 The only way to do Monday, I say!

Cooking Class : Chorizo, mushroom and spinach penne

Chorizo, mushroom & spinach penne

Serves 4

350g dried penne pasta

1 tbs olive oil

2 chorizo sausages,

thinly sliced diagonally

200g button mushrooms, thinly sliced

1 garlic clove, crushed

1 x 400g can diced tomatoes

100g baby spinach leaves

  1. Cook the pasta in a large saucepan of salted boiling water following packet directions or until al dente. Drain.
  2. Meanwhile, heat the oil in a large frying pan over high heat. Add the chorizo and cook, turning occasionally, for 3-4 minutes or until brown. Add the mushroom and garlic and cook, stirring, for 2 minutes or until mushroom is tender. Add the tomato and cook, stirring, for 2 minutes or until the sauce boils and thickens slightly.
  3. Add the pasta to the tomato mixture and gently toss to combine. Add the spinach and gently toss until just wilted. Taste and season with salt and pepper.
  4. Spoon the pasta among serving bowls and top with shaved parmesan. Serve immediately.

Cooking class : Beef pho

Beef pho

Serves 4.

1L (4cups) salt-reduced beef stock

2 cups (500 ml) water

1 cinnamon stick

1 star anise

5 cm piece fresh ginger

1 tbs soy sauce

1 bunch baby bok choy

200g dried flat rice noodles

400 g lean beef rump steak, fat trimmed and thinly sliced

¼ cup fresh mint leaves

½ cup fresh coriander leaves

1 long fresh red chilli, deseeded and thinly sliced

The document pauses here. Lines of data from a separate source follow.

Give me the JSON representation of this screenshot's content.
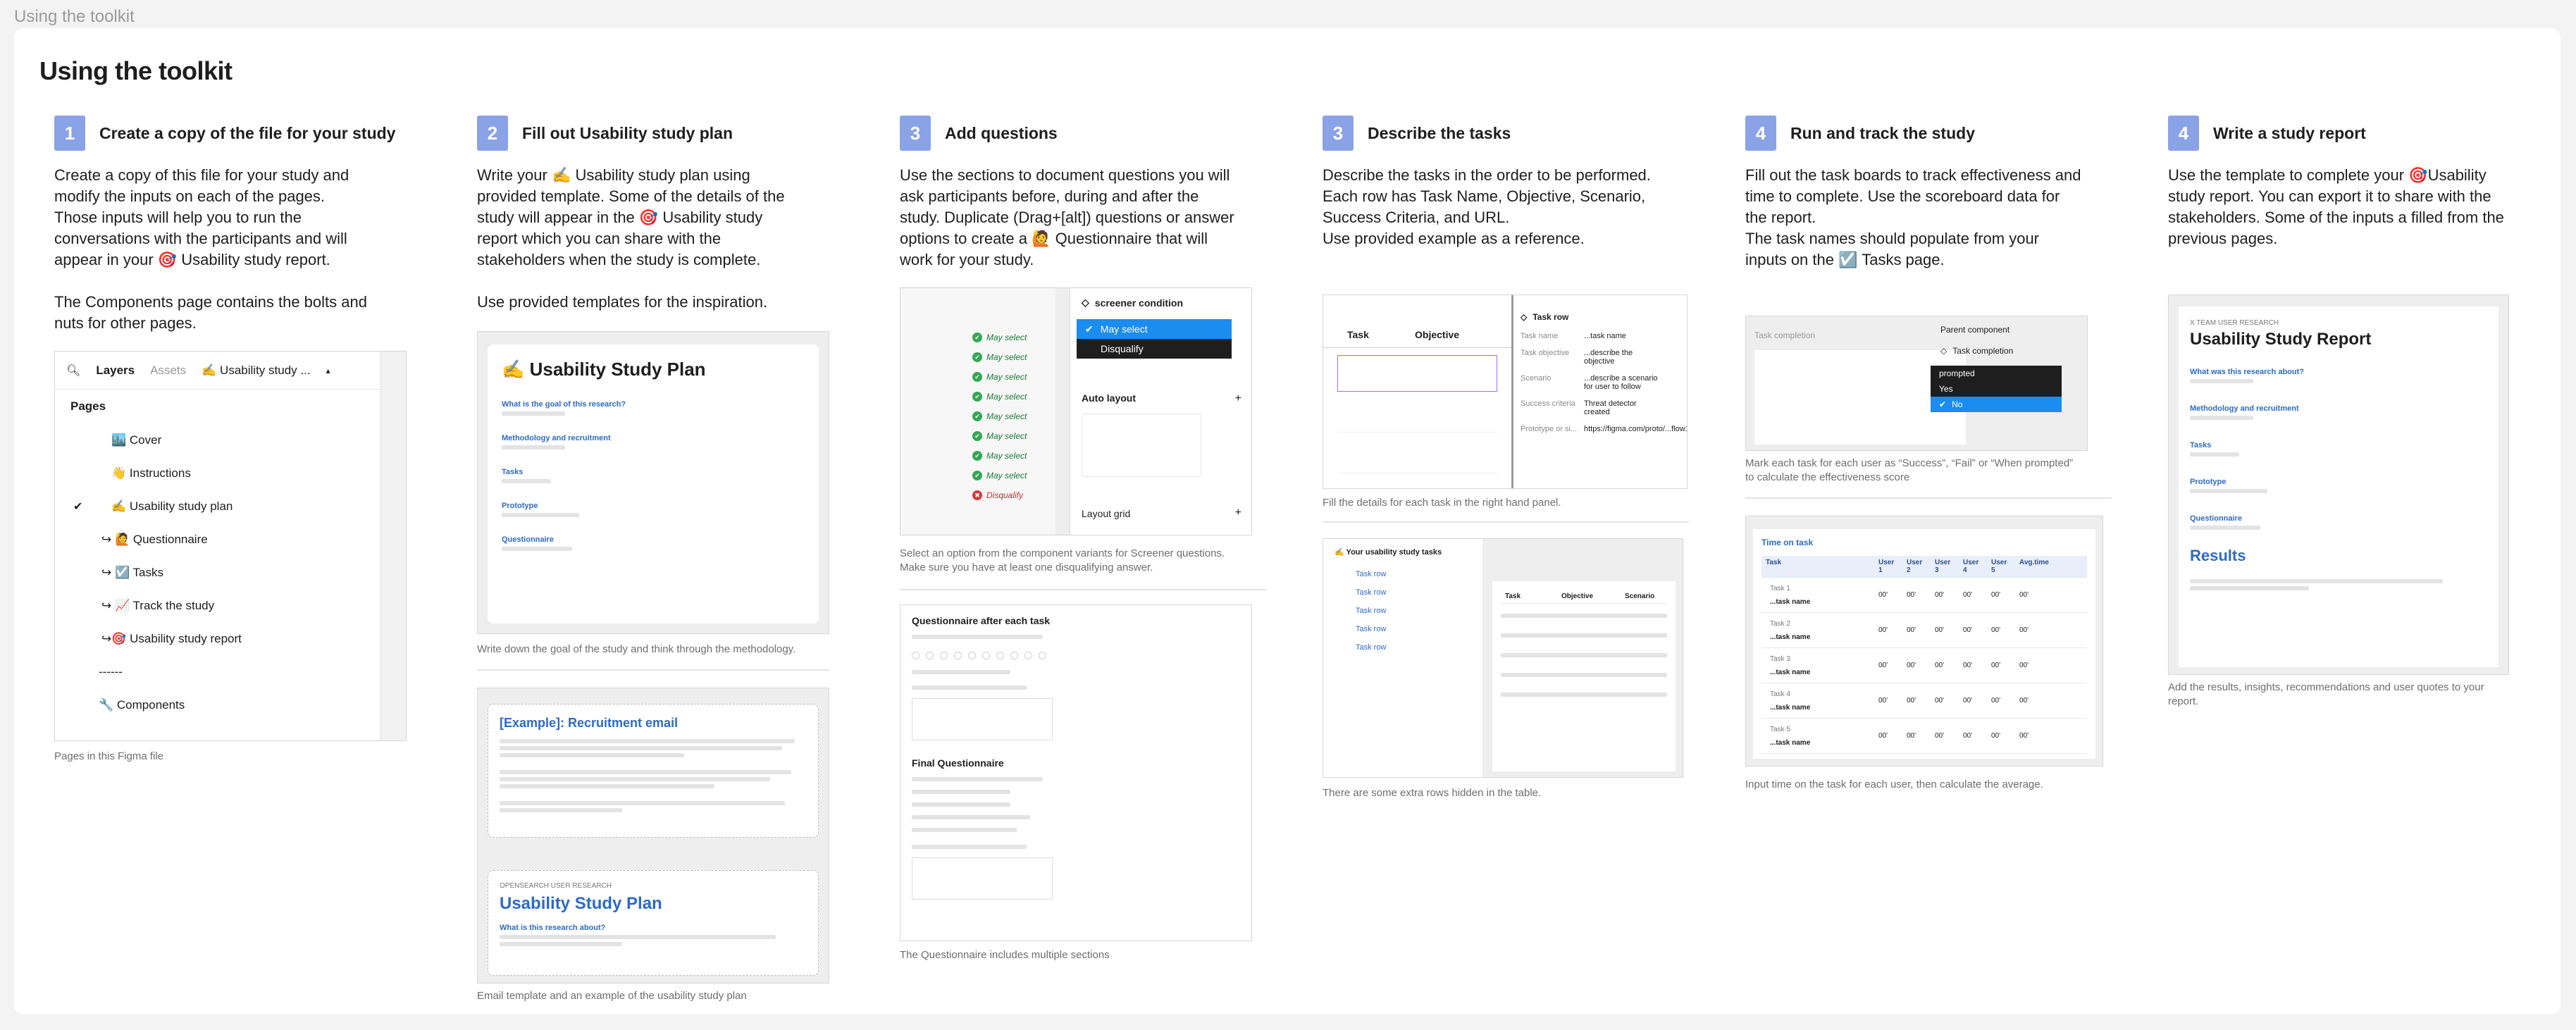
{
  "frame_label": "Using the toolkit",
  "title": "Using the toolkit",
  "columns": [
    {
      "num": "1",
      "title": "Create a copy of the file for your study",
      "desc": "Create a copy of this file for your study and\nmodify the inputs on each of the pages.\nThose inputs will help you to run the\nconversations with the participants and will\nappear in your 🎯 Usability study report.\n\nThe Components page contains the bolts and\nnuts for other pages.",
      "captions": [
        "Pages in this Figma file"
      ]
    },
    {
      "num": "2",
      "title": "Fill out Usability study plan",
      "desc": "Write your ✍️ Usability study plan using\nprovided template. Some of the details of the\nstudy will appear in the 🎯 Usability study\nreport which you can share with the\nstakeholders when the study is complete.\n\nUse provided templates for the inspiration.",
      "captions": [
        "Write down the goal of the study and think through the methodology.",
        "Email template and  an example of the usability study plan"
      ]
    },
    {
      "num": "3",
      "title": "Add questions",
      "desc": "Use the sections to document questions you will\nask participants before, during and after the\nstudy. Duplicate (Drag+[alt]) questions or answer\noptions to create a 🙋 Questionnaire that will\nwork for your study.",
      "captions": [
        "Select an option from the component variants for Screener questions.\nMake sure you have at least one disqualifying answer.",
        "The Questionnaire includes multiple sections"
      ]
    },
    {
      "num": "3",
      "title": "Describe the tasks",
      "desc": "Describe the tasks in the order to be performed.\nEach row has Task Name, Objective, Scenario,\nSuccess Criteria, and URL.\nUse provided example as a reference.",
      "captions": [
        "Fill the details for each task in the right hand panel.",
        "There are some extra rows hidden in the table."
      ]
    },
    {
      "num": "4",
      "title": "Run and track the study",
      "desc": "Fill out the task boards to track effectiveness and\ntime to complete. Use the scoreboard data for\nthe report.\nThe task names should populate from your\ninputs on the ☑️ Tasks page.",
      "captions": [
        "Mark each task for each user as “Success”, “Fail” or “When prompted”\nto calculate the effectiveness score",
        "Input time on the task for each user, then calculate the average."
      ]
    },
    {
      "num": "4",
      "title": "Write a study report",
      "desc": "Use the template to complete your 🎯Usability\nstudy report. You can export it to share with the\nstakeholders. Some of the inputs a filled from the\nprevious pages.",
      "captions": [
        "Add the results, insights, recommendations and user quotes to your\nreport."
      ]
    }
  ],
  "layers_panel": {
    "tabs": [
      "Layers",
      "Assets",
      "✍️ Usability study ..."
    ],
    "pages_label": "Pages",
    "add": "+",
    "pages": [
      "🏙️ Cover",
      "👋 Instructions",
      "✍️ Usability study plan",
      "↪ 🙋 Questionnaire",
      "↪ ☑️ Tasks",
      "↪ 📈 Track the study",
      "↪🎯 Usability study report",
      "------",
      "🔧 Components"
    ]
  },
  "plan_mock": {
    "title": "✍️ Usability Study Plan",
    "sections": [
      "What is the goal of this research?",
      "Methodology and recruitment",
      "Tasks",
      "Prototype",
      "Questionnaire"
    ]
  },
  "email_mock": {
    "title": "[Example]: Recruitment email",
    "eyebrow": "OPENSEARCH USER RESEARCH",
    "plan_title": "Usability Study Plan",
    "question": "What is this research about?"
  },
  "screener_mock": {
    "condition": "screener condition",
    "options": [
      "May select",
      "Disqualify"
    ],
    "auto_layout": "Auto layout",
    "layout_grid": "Layout grid",
    "rows": [
      "May select",
      "May select",
      "May select",
      "May select",
      "May select",
      "May select",
      "May select",
      "May select",
      "Disqualify"
    ]
  },
  "questionnaire_mock": {
    "title1": "Questionnaire after each task",
    "title2": "Final Questionnaire"
  },
  "tasks_mock": {
    "headers": [
      "Task",
      "Objective"
    ],
    "panel_title": "Task row",
    "fields": [
      [
        "Task name",
        "...task name"
      ],
      [
        "Task objective",
        "...describe the objective"
      ],
      [
        "Scenario",
        "...describe a scenario for user to follow"
      ],
      [
        "Success criteria",
        "Threat detector created"
      ],
      [
        "Prototype or si...",
        "https://figma.com/proto/...flow1"
      ]
    ],
    "list_title": "✍️ Your usability study tasks",
    "rows": [
      "Task row",
      "Task row",
      "Task row",
      "Task row",
      "Task row"
    ]
  },
  "track_mock": {
    "title": "Task completion",
    "options": [
      "prompted",
      "Yes",
      "No"
    ],
    "parent": "Parent component",
    "comp": "Task completion",
    "time_title": "Time on task",
    "headers": [
      "Task",
      "User 1",
      "User 2",
      "User 3",
      "User 4",
      "User 5",
      "Avg.time"
    ],
    "tasks": [
      "Task 1",
      "Task 2",
      "Task 3",
      "Task 4",
      "Task 5"
    ],
    "task_name": "...task name",
    "cell": "00'"
  },
  "report_mock": {
    "eyebrow": "X TEAM USER RESEARCH",
    "title": "Usability Study Report",
    "sections": [
      "What was this research about?",
      "Methodology and recruitment",
      "Tasks",
      "Prototype",
      "Questionnaire"
    ],
    "results": "Results"
  }
}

1 green shallot, thinly sliced

 

1. Add stock, cinnamon, star anise, ginger, soy and 2 cups (500 ml) water to a large saucepan.

2. Bring to the boil, reduce heat to low and simmer, uncovered for 15 minutes.

3. Add baby bok choy and cook for 1 minute or until just wilted.

4. Meanwhile, place noodles in a heatproof bowl and cover with boiling water. Stand for 3-5 minutes or until softened. Drain noodles and divide among 4 serving bowls.

5. Add beef to broth for 1 or 2 minutes, then ladle beef broth mix over noodles and serve.

 

Chicken or pork fillets may also be used.

Artist : Paul Gauguin

Artist : Paul Gauguin

Wild Geese 

You do not have to be good.
You do not have to walk on your knees
for a hundred miles through the desert, repenting.
You only have to let the soft animal of your body
love what it loves.
Tell me about despair, yours, and I will tell you mine.
Meanwhile the world goes on.
Meanwhile the sun and the clear pebbles of the rain
are moving across the landscapes,
over the prairies and the deep trees,
the mountains and the rivers.
Meanwhile the wild geese, high in the clean blue air,
are heading home again.
Whoever you are, no matter how lonely,
the world offers itself to your imagination,
calls to you like the wild geese, harsh and exciting–
over and over announcing your place
in the family of things.

© Mary Oliver.

windy night tales

As I returned to bed from the bathroom, Mr FD warned me to “Watch out for the boa constrictor “, that apparently had taken up residence in our bed during my brief absence.

Mr FD added “Don’t be too concerned as he has just constricted nine llamas and a camel, so he is not too hungry at the moment.”

“Is there going to be flatulence problem?” I asked.

“That may have occurred already.”

That was why our bedroom air conditioner’s fan was on high despite it being 9C. Damn boa constrictors.

“No need to embarrass him any more than he is already,” advised Mr FD.

“Tell him to move to your side of the bed,” I instructed as I crawled back into bed, “and tell him to stay there!”

Good night indeed.